Authors should provide rigorous evidence for the identity and purity of the biomolecules described. The techniques that may be employed to substantiate identity include mass spectrometry, LC-MS, sequencing data (for proteins and oligonucleotides), high field 1H or 13C NMR spectroscopy, or X-ray crystallography. Purity must be established by one or more of the following: HPLC, gel electrophoresis, capillary electrophoresis, or high field 1H or 13C NMR spectroscopy. Sequence verification also needs to be carried out for nucleic acid cases involving molecular biology including all mutants; for new protein or gene sequences, the entire sequence must be provided. For organic synthesis involving DNA, RNA oligonucleotides, their derivatives or mimics, purity must be established using HPLC and mass spectrometry as a minimum. For new derivatives comprising modified monomers, the usual organic chemistry analytical requirements for the novel monomer must be provided (see Section 3.1.1). It is not, however, necessary to provide this level of characterisation for the oligonucleotide into which the novel monomer is incorporated.
3.2 Computational results

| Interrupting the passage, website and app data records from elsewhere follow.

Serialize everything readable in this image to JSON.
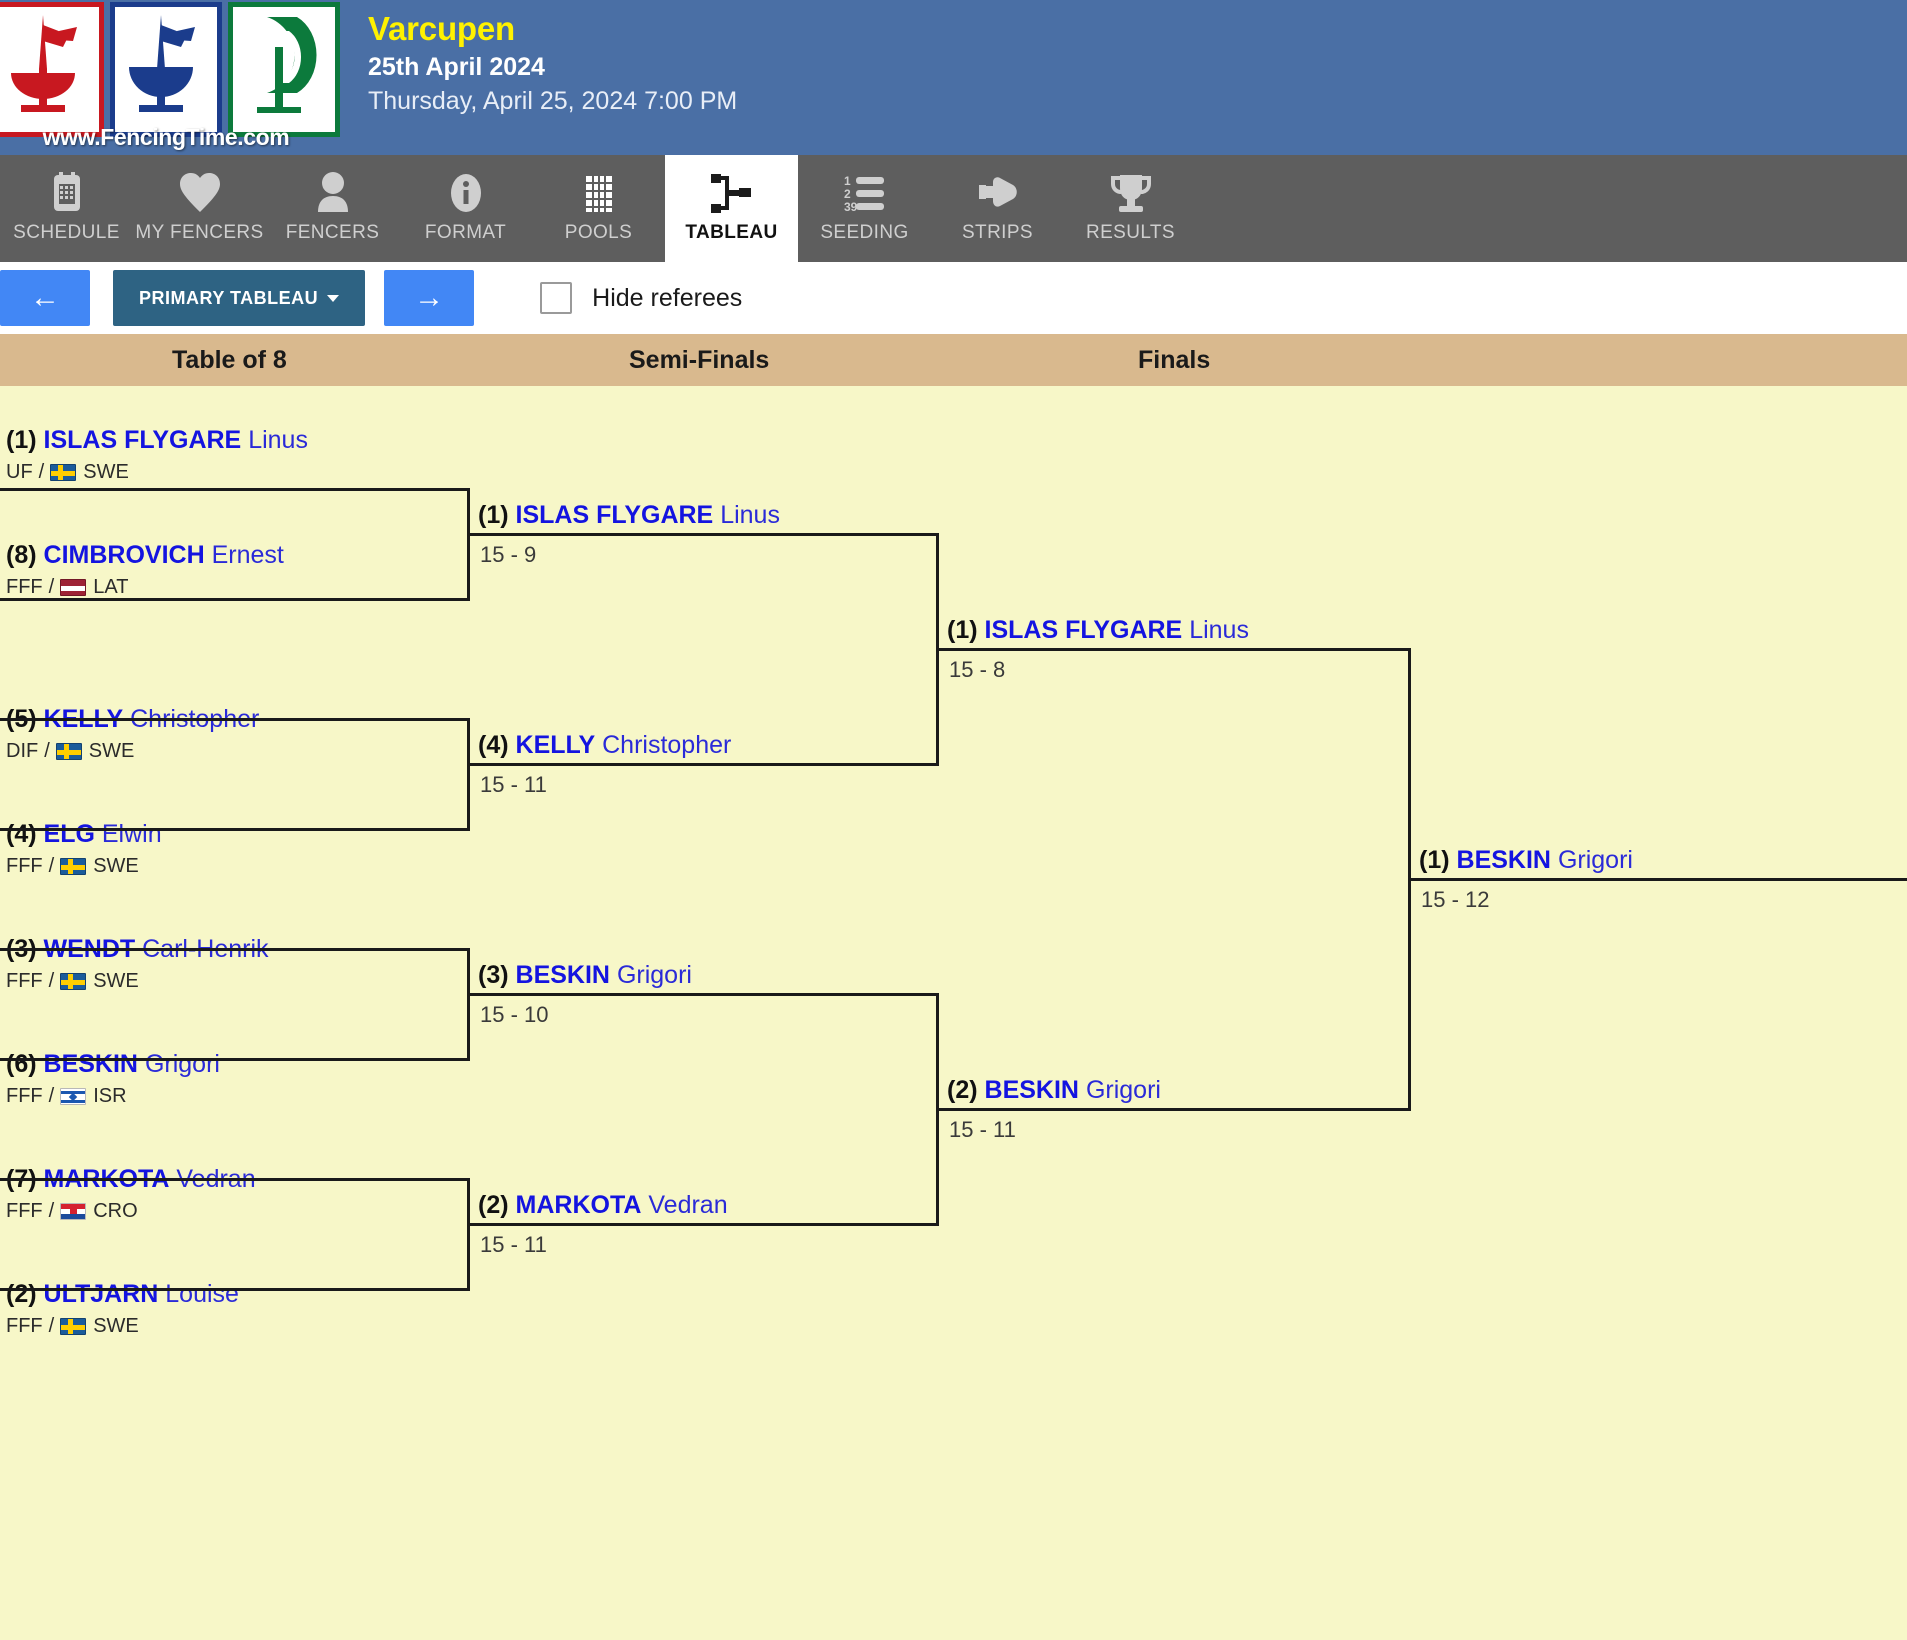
{
  "header": {
    "logo_site": "www.FencingTime.com",
    "event_title": "Varcupen",
    "event_date": "25th April 2024",
    "event_datetime": "Thursday, April 25, 2024 7:00 PM"
  },
  "tabs": [
    {
      "label": "SCHEDULE",
      "icon": "calendar-icon",
      "active": false
    },
    {
      "label": "MY FENCERS",
      "icon": "heart-icon",
      "active": false
    },
    {
      "label": "FENCERS",
      "icon": "person-icon",
      "active": false
    },
    {
      "label": "FORMAT",
      "icon": "info-icon",
      "active": false
    },
    {
      "label": "POOLS",
      "icon": "grid-icon",
      "active": false
    },
    {
      "label": "TABLEAU",
      "icon": "bracket-icon",
      "active": true
    },
    {
      "label": "SEEDING",
      "icon": "numlist-icon",
      "active": false
    },
    {
      "label": "STRIPS",
      "icon": "pointer-icon",
      "active": false
    },
    {
      "label": "RESULTS",
      "icon": "trophy-icon",
      "active": false
    }
  ],
  "toolbar": {
    "prev_label": "←",
    "next_label": "→",
    "tableau_select_label": "PRIMARY TABLEAU",
    "hide_referees_label": "Hide referees",
    "hide_referees_checked": false
  },
  "round_headers": [
    {
      "label": "Table of 8"
    },
    {
      "label": "Semi-Finals"
    },
    {
      "label": "Finals"
    }
  ],
  "chart_data": {
    "type": "table",
    "title": "Varcupen Primary Tableau — Table of 8",
    "rounds": [
      "Table of 8",
      "Semi-Finals",
      "Finals"
    ],
    "table_of_8": [
      {
        "seed": "(1)",
        "last": "ISLAS FLYGARE",
        "first": "Linus",
        "club": "UF",
        "flag": "swe",
        "country": "SWE"
      },
      {
        "seed": "(8)",
        "last": "CIMBROVICH",
        "first": "Ernest",
        "club": "FFF",
        "flag": "lat",
        "country": "LAT"
      },
      {
        "seed": "(5)",
        "last": "KELLY",
        "first": "Christopher",
        "club": "DIF",
        "flag": "swe",
        "country": "SWE"
      },
      {
        "seed": "(4)",
        "last": "ELG",
        "first": "Elwin",
        "club": "FFF",
        "flag": "swe",
        "country": "SWE"
      },
      {
        "seed": "(3)",
        "last": "WENDT",
        "first": "Carl-Henrik",
        "club": "FFF",
        "flag": "swe",
        "country": "SWE"
      },
      {
        "seed": "(6)",
        "last": "BESKIN",
        "first": "Grigori",
        "club": "FFF",
        "flag": "isr",
        "country": "ISR"
      },
      {
        "seed": "(7)",
        "last": "MARKOTA",
        "first": "Vedran",
        "club": "FFF",
        "flag": "cro",
        "country": "CRO"
      },
      {
        "seed": "(2)",
        "last": "ULTJARN",
        "first": "Louise",
        "club": "FFF",
        "flag": "swe",
        "country": "SWE"
      }
    ],
    "semi_finals": [
      {
        "seed": "(1)",
        "last": "ISLAS FLYGARE",
        "first": "Linus",
        "score": "15 - 9"
      },
      {
        "seed": "(4)",
        "last": "KELLY",
        "first": "Christopher",
        "score": "15 - 11"
      },
      {
        "seed": "(3)",
        "last": "BESKIN",
        "first": "Grigori",
        "score": "15 - 10"
      },
      {
        "seed": "(2)",
        "last": "MARKOTA",
        "first": "Vedran",
        "score": "15 - 11"
      }
    ],
    "finals": [
      {
        "seed": "(1)",
        "last": "ISLAS FLYGARE",
        "first": "Linus",
        "score": "15 - 8"
      },
      {
        "seed": "(2)",
        "last": "BESKIN",
        "first": "Grigori",
        "score": "15 - 11"
      }
    ],
    "champion": {
      "seed": "(1)",
      "last": "BESKIN",
      "first": "Grigori",
      "score": "15 - 12"
    }
  }
}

Authors must provide sufficient information to enable readers to reproduce any computational results. If software was used for calculations and is generally available, it must be properly cited in the Notes and References. References to the methods upon which the software is based must also be provided. Equations, data, geometric parameters/coordinates, or other numerical parameters essential to reproduction of the computational results (or adequate references when available in the open literature) must be provided. Authors who report the results of electronic structure calculations in relative energies should also include in Electronic Supplementary Information the absolute energies obtained directly from the computational output files. Computational results obtained using methods, parameters, or input data that are not adequately described in the manuscript or in the referenced literature are not acceptable for publication.